» Directions for this task: Give all of the data again exactly as written, omitting every image.

» Extracted data:

* * * * * * * * *

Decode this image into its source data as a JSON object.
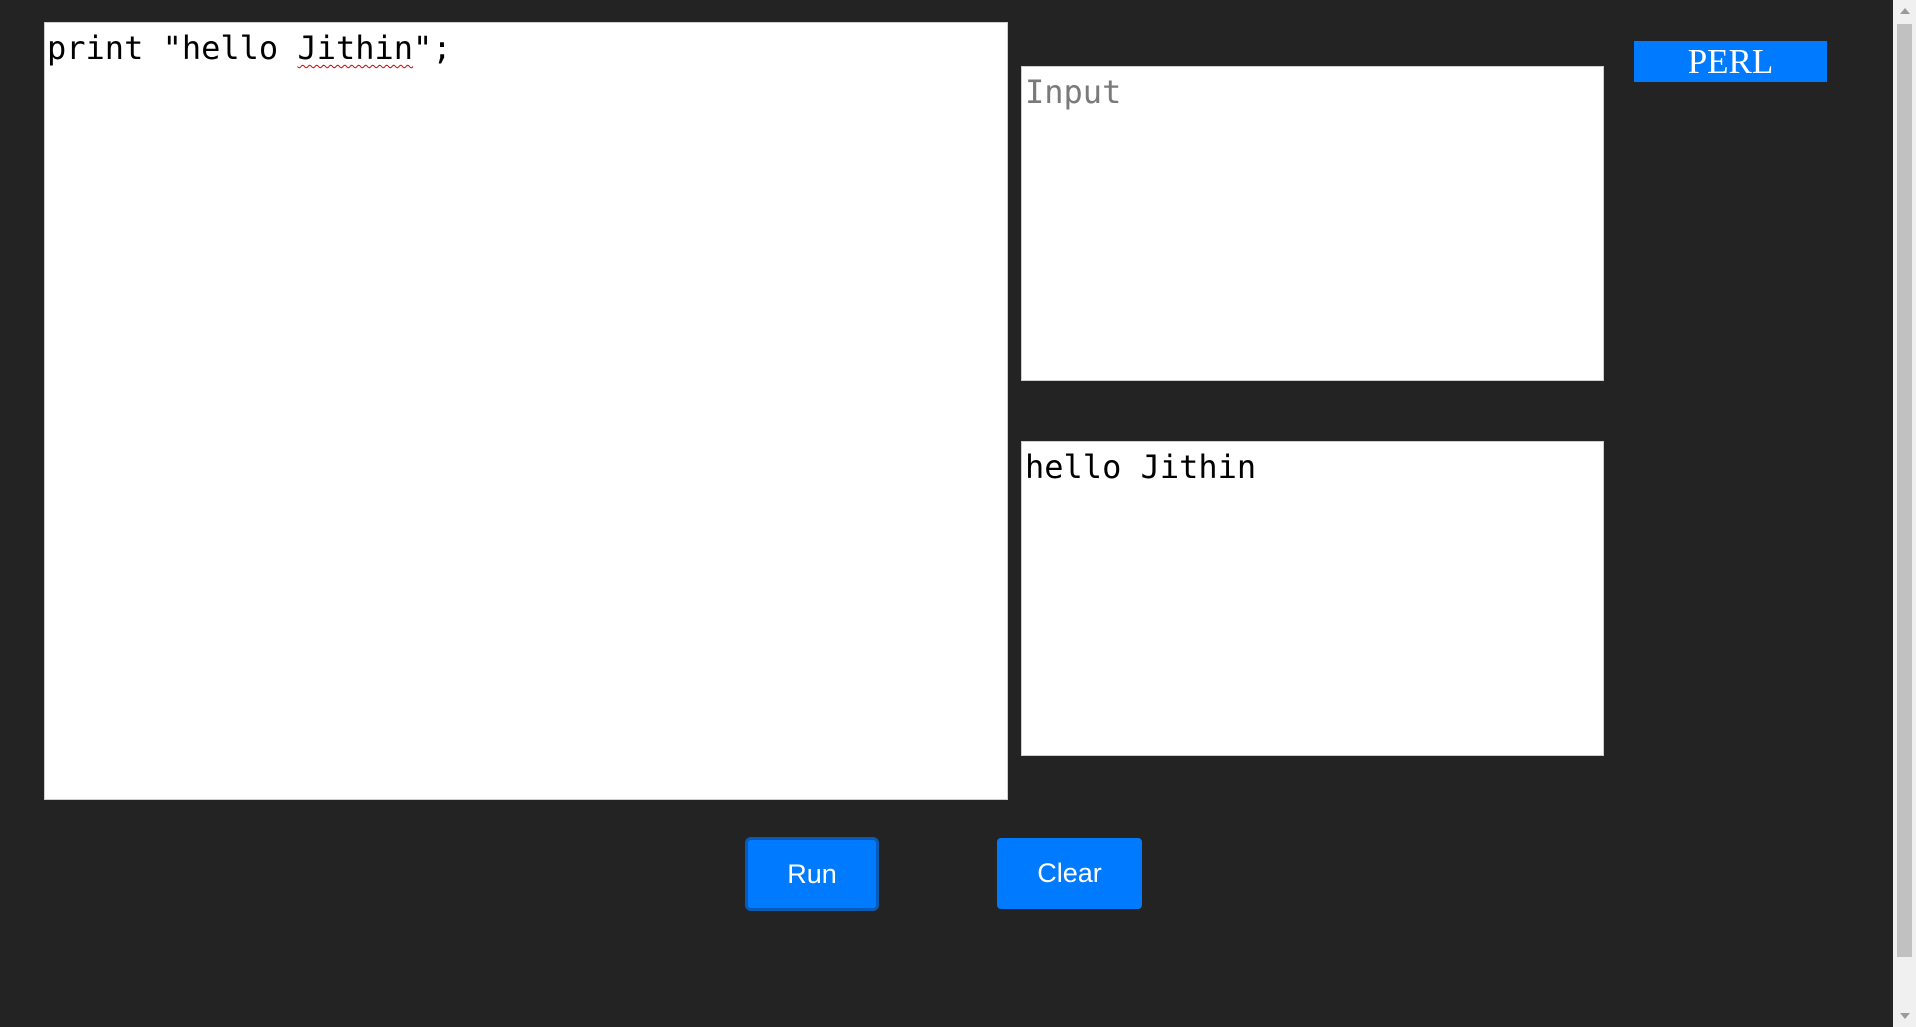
{
  "editor": {
    "code_prefix": "print \"hello ",
    "code_word": "Jithin",
    "code_suffix": "\";"
  },
  "input": {
    "placeholder": "Input"
  },
  "output": {
    "text": "hello Jithin"
  },
  "language": {
    "label": "PERL"
  },
  "buttons": {
    "run_label": "Run",
    "clear_label": "Clear"
  },
  "colors": {
    "background": "#232323",
    "accent": "#007bff"
  }
}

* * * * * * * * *

» Task response:
Decode this image into its source data as a JSON object.
{
  "editor": {
    "code_prefix": "print \"hello ",
    "code_word": "Jithin",
    "code_suffix": "\";"
  },
  "input": {
    "placeholder": "Input"
  },
  "output": {
    "text": "hello Jithin"
  },
  "language": {
    "label": "PERL"
  },
  "buttons": {
    "run_label": "Run",
    "clear_label": "Clear"
  },
  "colors": {
    "background": "#232323",
    "accent": "#007bff"
  }
}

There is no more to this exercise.